What’s more, with the rise of technologies like blockchain, we can now better track the journey of our food from farm to fork, ensuring its safety and authenticity. This transparency helps to build trust between consumers and producers, giving them the assurance that their food choices align with their needs and values.

If you found this article informative and engaging, then we have a special invitation for you. Join us at our upcoming event Food Integrity Global, where we dive deeper into the topics discussed here, providing a platform for stimulating conversations and networking opportunities. Experience first-hand the excitement of being part of a dynamic food & bev community passionate about shaping the future of food integrity, safety, and sustainability.

Mark your calendar and be prepared to be inspired. We look forward to welcoming you to an unforgettable event that will leave you with valuable insights and a renewed enthusiasm for the subjects that matter most to you.

Food Integrity Global

17-18 October 2023

Topics covered include: Food safety, Diversity, Food fraud, Sustainability, Microbiology and Labelling

Find out more >> 
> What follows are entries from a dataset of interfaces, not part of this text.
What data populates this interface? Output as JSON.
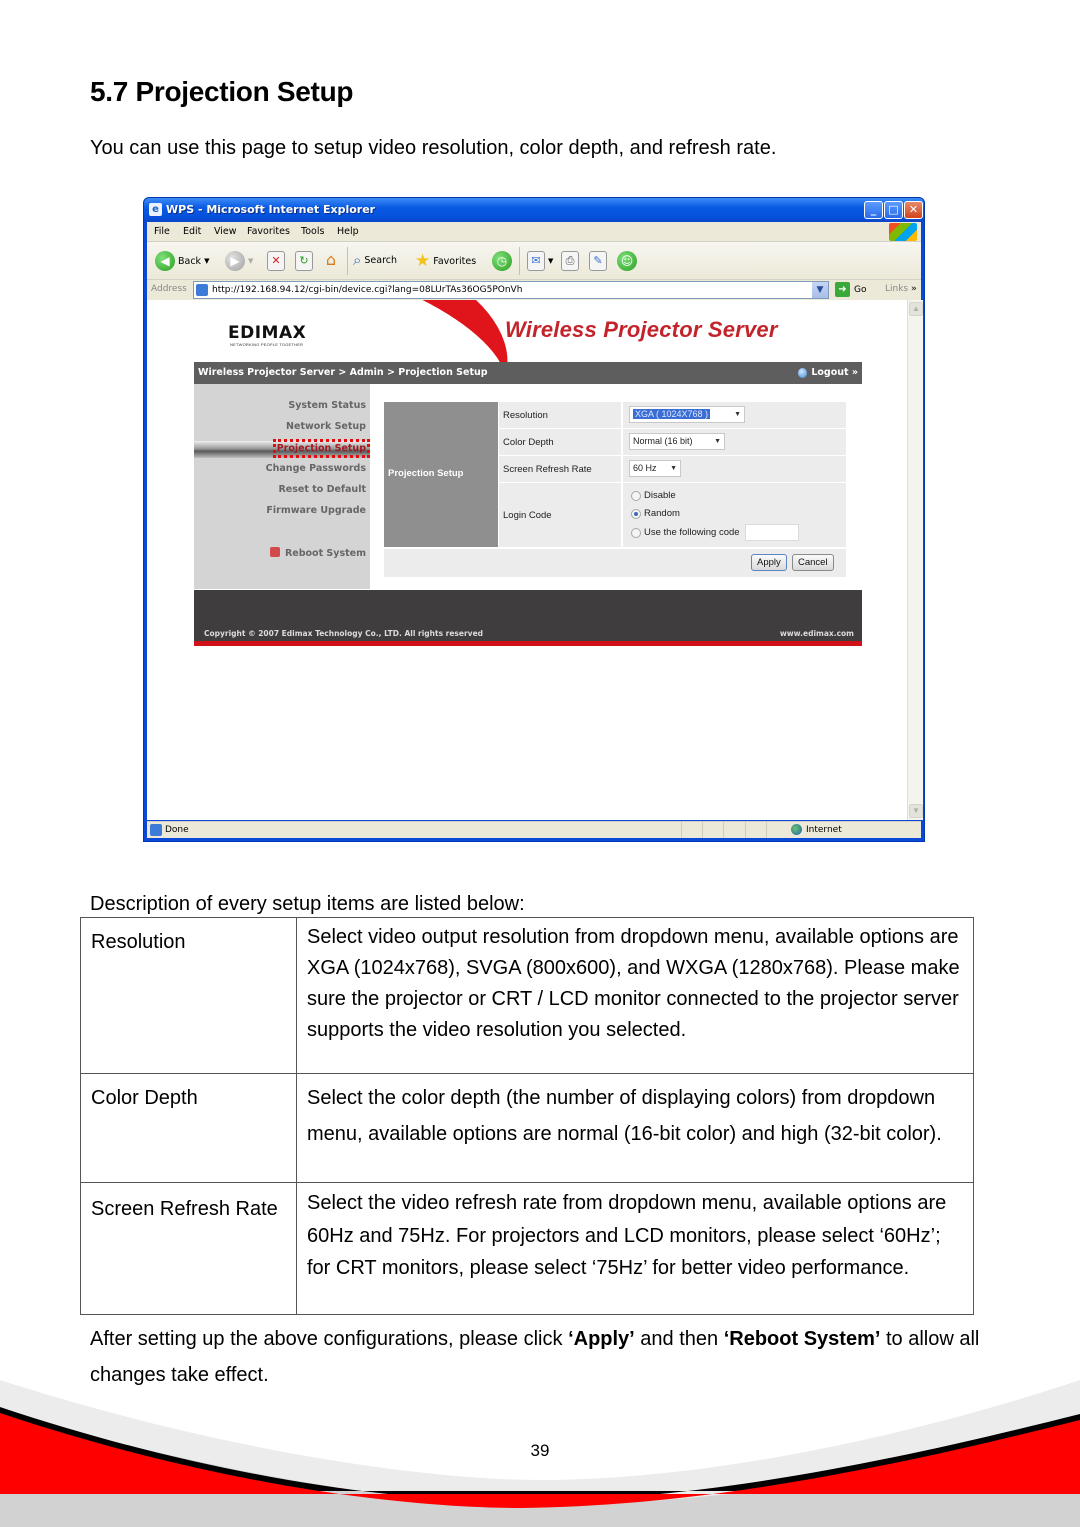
{
  "heading": "5.7 Projection Setup",
  "intro": "You can use this page to setup video resolution, color depth, and refresh rate.",
  "browser": {
    "title": "WPS - Microsoft Internet Explorer",
    "menu": [
      "File",
      "Edit",
      "View",
      "Favorites",
      "Tools",
      "Help"
    ],
    "toolbar": {
      "back": "Back",
      "search": "Search",
      "favorites": "Favorites"
    },
    "address_label": "Address",
    "url": "http://192.168.94.12/cgi-bin/device.cgi?lang=08LUrTAs36OG5POnVh",
    "go": "Go",
    "links": "Links",
    "status": "Done",
    "zone": "Internet"
  },
  "webpage": {
    "logo": "EDIMAX",
    "logo_tagline": "NETWORKING PEOPLE TOGETHER",
    "product_title": "Wireless Projector Server",
    "breadcrumb": "Wireless Projector Server > Admin > Projection Setup",
    "logout": "Logout »",
    "nav": [
      {
        "label": "System Status"
      },
      {
        "label": "Network Setup"
      },
      {
        "label": "Projection Setup",
        "active": true
      },
      {
        "label": "Change Passwords"
      },
      {
        "label": "Reset to Default"
      },
      {
        "label": "Firmware Upgrade"
      },
      {
        "label": "Reboot System"
      }
    ],
    "section_label": "Projection Setup",
    "form": {
      "resolution": {
        "label": "Resolution",
        "value": "XGA ( 1024X768 )"
      },
      "color_depth": {
        "label": "Color Depth",
        "value": "Normal (16 bit)"
      },
      "refresh_rate": {
        "label": "Screen Refresh Rate",
        "value": "60 Hz"
      },
      "login_code": {
        "label": "Login Code",
        "options": [
          "Disable",
          "Random",
          "Use the following code"
        ],
        "selected": "Random",
        "code_value": ""
      }
    },
    "apply": "Apply",
    "cancel": "Cancel",
    "copyright": "Copyright © 2007 Edimax Technology Co., LTD. All rights reserved",
    "site": "www.edimax.com"
  },
  "description_lead": "Description of every setup items are listed below:",
  "description_table": [
    {
      "item": "Resolution",
      "text": "Select video output resolution from dropdown menu, available options are XGA (1024x768), SVGA (800x600), and WXGA (1280x768). Please make sure the projector or CRT / LCD monitor connected to the projector server supports the video resolution you selected."
    },
    {
      "item": "Color Depth",
      "text": "Select the color depth (the number of displaying colors) from dropdown menu, available options are normal (16-bit color) and high (32-bit color)."
    },
    {
      "item": "Screen Refresh Rate",
      "text": "Select the video refresh rate from dropdown menu, available options are 60Hz and 75Hz. For projectors and LCD monitors, please select ‘60Hz’; for CRT monitors, please select ‘75Hz’ for better video performance."
    }
  ],
  "after": {
    "pre": "After setting up the above configurations, please click ",
    "apply": "‘Apply’",
    "mid": " and then ",
    "reboot": "‘Reboot System’",
    "post": " to allow all changes take effect."
  },
  "page_number": "39",
  "colors": {
    "accent_red": "#ff0000",
    "ie_blue": "#0a48d8",
    "header_gray": "#5e5e5e"
  }
}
Sweden-based Skira has developed a traceability platform for consumer brands, mills and farmers that is making food supply more traceable, sustainable and profitable. The platform provides insights to drive climate impact initiatives and enable incentives towards more sustainably produced crops and proteins by enabling food industry players to take decisions on verified production data, and source their commodities with respect to its level of sustainability.
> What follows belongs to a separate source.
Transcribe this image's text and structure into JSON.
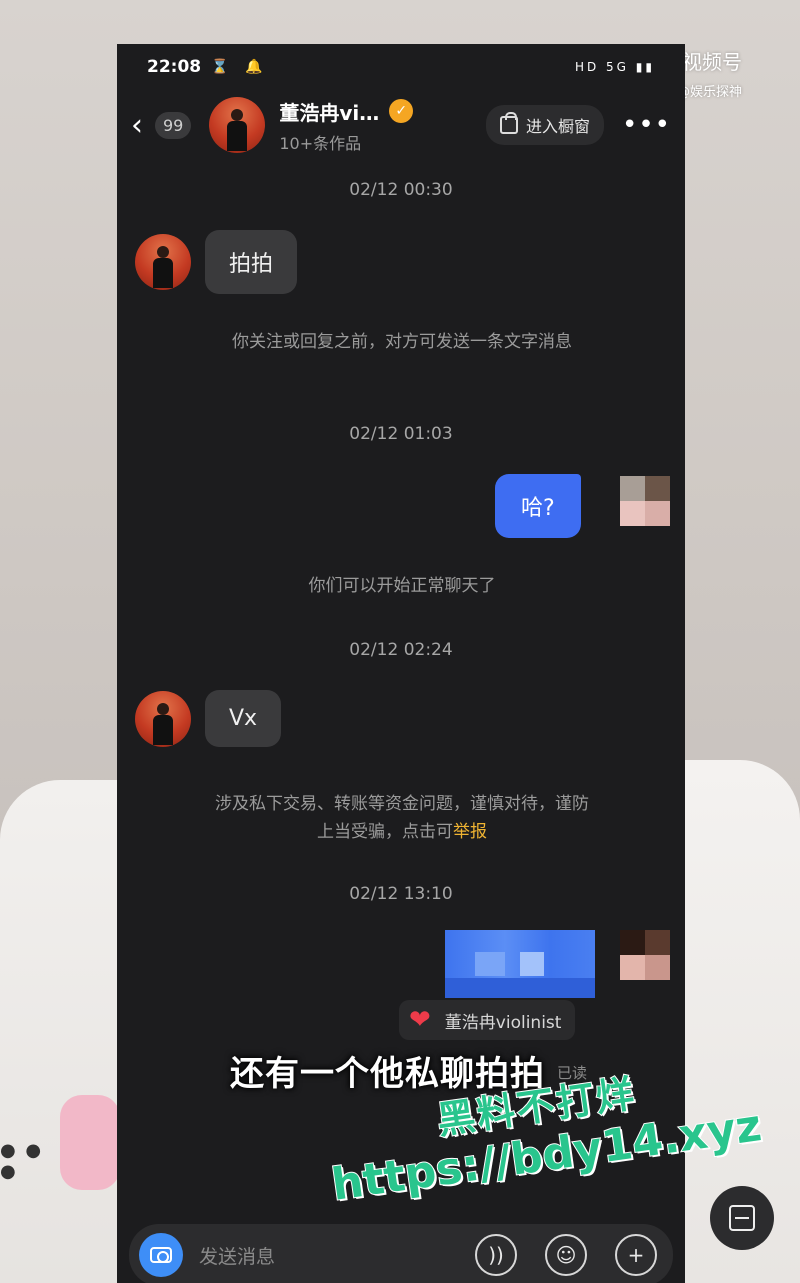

What next for protein diversification?

Protein diversification innovation has come a long way, but to ensure a fair and efficient transition to more balanced diets, we need collective action and support from all agri-food stakeholders, with the farming community at the centre.

Decision makers must provide incentives for research and development in alternative protein sources and sustainable agriculture and create favourable policies to promote their adoption. As a result, food producers and manufacturers will be able to invest in diversifying their product portfolios and consumers will have greater power in driving change through their purchasing decisions.

It’s never been more important to bring the benefits for people and planet together as we look ahead to the future of protein production and consumption.

At recent food events I’ve had the privilege of tasting some of the latest protein alternatives, from plant-based seafood to dairy-free cheese, and I am constantly surprised by the delicious products the food innovation community is serving up. May the progress continue!





About the author

Andy Zynga

Dr Andy Zynga, a member of the New Food Advisory Board, is the CEO of EIT Food, the world’s largest food innovation community working to build a future-fit food system that produces healthy and sustainable food for all. EIT Food is supported by the European Institute of Innovation and Technology (EIT), a body of the European Union. Based in Leuven, Belgium, Andy has international experience in food systems, innovation, telecoms and technology services, and a proven track record in building profitable businesses in the US and Europe.